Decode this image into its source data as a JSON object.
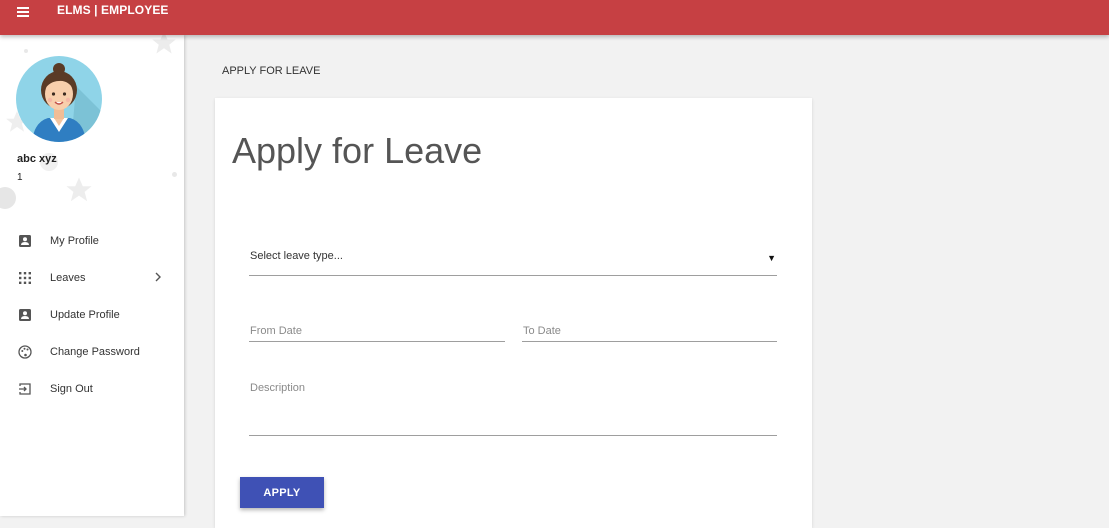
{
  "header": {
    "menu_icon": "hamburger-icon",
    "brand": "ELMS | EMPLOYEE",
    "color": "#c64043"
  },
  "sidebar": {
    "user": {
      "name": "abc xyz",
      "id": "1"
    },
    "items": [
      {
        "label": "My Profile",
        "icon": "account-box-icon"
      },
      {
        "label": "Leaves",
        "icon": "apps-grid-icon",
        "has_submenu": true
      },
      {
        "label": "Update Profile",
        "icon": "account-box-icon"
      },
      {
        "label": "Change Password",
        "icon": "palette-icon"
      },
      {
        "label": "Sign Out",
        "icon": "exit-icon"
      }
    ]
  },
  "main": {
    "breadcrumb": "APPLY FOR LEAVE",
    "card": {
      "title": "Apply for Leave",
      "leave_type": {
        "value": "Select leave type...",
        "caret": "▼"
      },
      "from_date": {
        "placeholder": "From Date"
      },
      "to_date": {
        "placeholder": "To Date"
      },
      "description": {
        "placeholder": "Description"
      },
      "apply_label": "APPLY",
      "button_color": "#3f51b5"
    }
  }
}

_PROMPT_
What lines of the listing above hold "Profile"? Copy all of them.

_FINAL ANSWER_
        "label": "My Profile",
        "label": "Update Profile",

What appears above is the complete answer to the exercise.